INSTRUCTIONS TO FOLLOW - Copy all entries exactly, and wherever an entry holds a picture, leave that picture out.

DATA RECORDS -
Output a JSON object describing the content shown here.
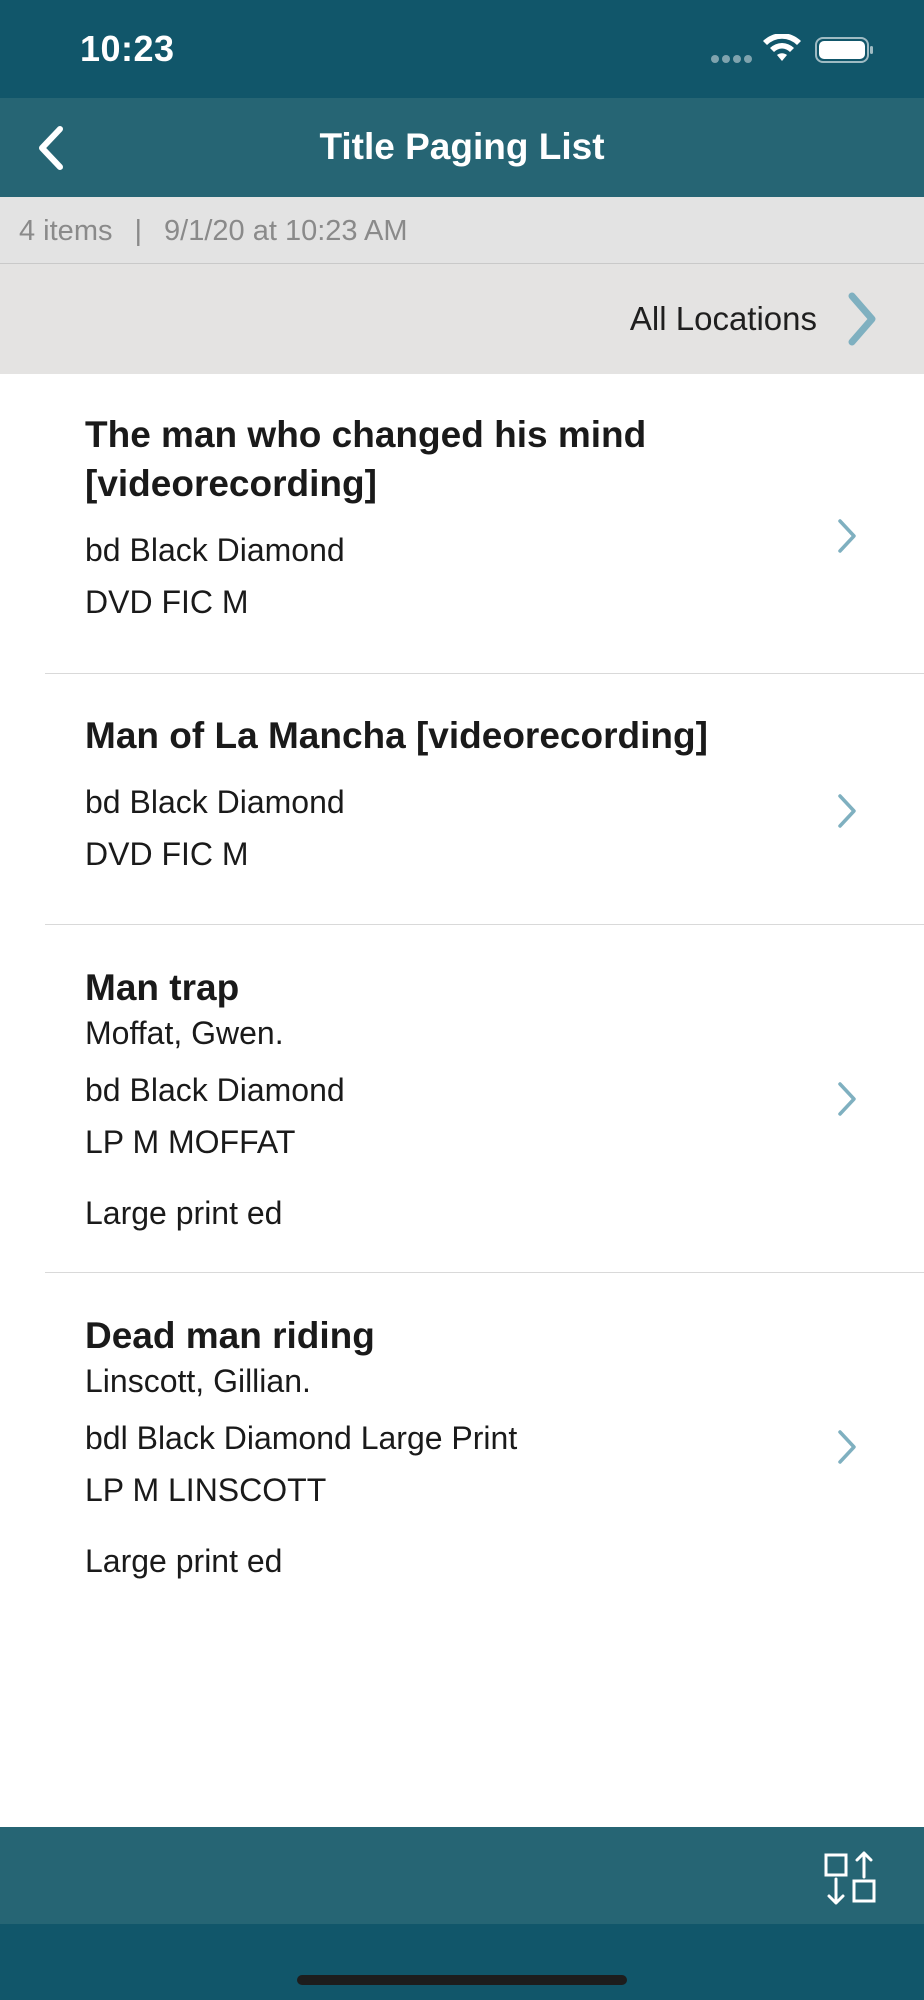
{
  "status_bar": {
    "time": "10:23"
  },
  "nav": {
    "title": "Title Paging List",
    "back_icon": "chevron-left-icon"
  },
  "info": {
    "count": "4 items",
    "separator": "|",
    "timestamp": "9/1/20 at 10:23 AM"
  },
  "location": {
    "label": "All Locations",
    "icon": "chevron-right-icon"
  },
  "items": [
    {
      "title_line1": "The man who changed his mind",
      "title_line2": "[videorecording]",
      "location": "bd Black Diamond",
      "call_number": "DVD FIC M"
    },
    {
      "title": "Man of La Mancha [videorecording]",
      "location": "bd Black Diamond",
      "call_number": "DVD FIC M"
    },
    {
      "title": "Man trap",
      "author": "Moffat, Gwen.",
      "location": "bd Black Diamond",
      "call_number": "LP M MOFFAT",
      "note": "Large print ed"
    },
    {
      "title": "Dead man riding",
      "author": "Linscott, Gillian.",
      "location": "bdl Black Diamond Large Print",
      "call_number": "LP M LINSCOTT",
      "note": "Large print ed"
    }
  ],
  "toolbar": {
    "sort_icon": "sort-icon"
  },
  "colors": {
    "status_bar": "#11566a",
    "nav_bar": "#266574",
    "info_bar": "#e3e3e3",
    "chevron": "#7fb0c0"
  }
}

ANSWER FOR THE TASK -
Output a JSON object describing the content shown here.
{
  "status_bar": {
    "time": "10:23"
  },
  "nav": {
    "title": "Title Paging List",
    "back_icon": "chevron-left-icon"
  },
  "info": {
    "count": "4 items",
    "separator": "|",
    "timestamp": "9/1/20 at 10:23 AM"
  },
  "location": {
    "label": "All Locations",
    "icon": "chevron-right-icon"
  },
  "items": [
    {
      "title_line1": "The man who changed his mind",
      "title_line2": "[videorecording]",
      "location": "bd Black Diamond",
      "call_number": "DVD FIC M"
    },
    {
      "title": "Man of La Mancha [videorecording]",
      "location": "bd Black Diamond",
      "call_number": "DVD FIC M"
    },
    {
      "title": "Man trap",
      "author": "Moffat, Gwen.",
      "location": "bd Black Diamond",
      "call_number": "LP M MOFFAT",
      "note": "Large print ed"
    },
    {
      "title": "Dead man riding",
      "author": "Linscott, Gillian.",
      "location": "bdl Black Diamond Large Print",
      "call_number": "LP M LINSCOTT",
      "note": "Large print ed"
    }
  ],
  "toolbar": {
    "sort_icon": "sort-icon"
  },
  "colors": {
    "status_bar": "#11566a",
    "nav_bar": "#266574",
    "info_bar": "#e3e3e3",
    "chevron": "#7fb0c0"
  }
}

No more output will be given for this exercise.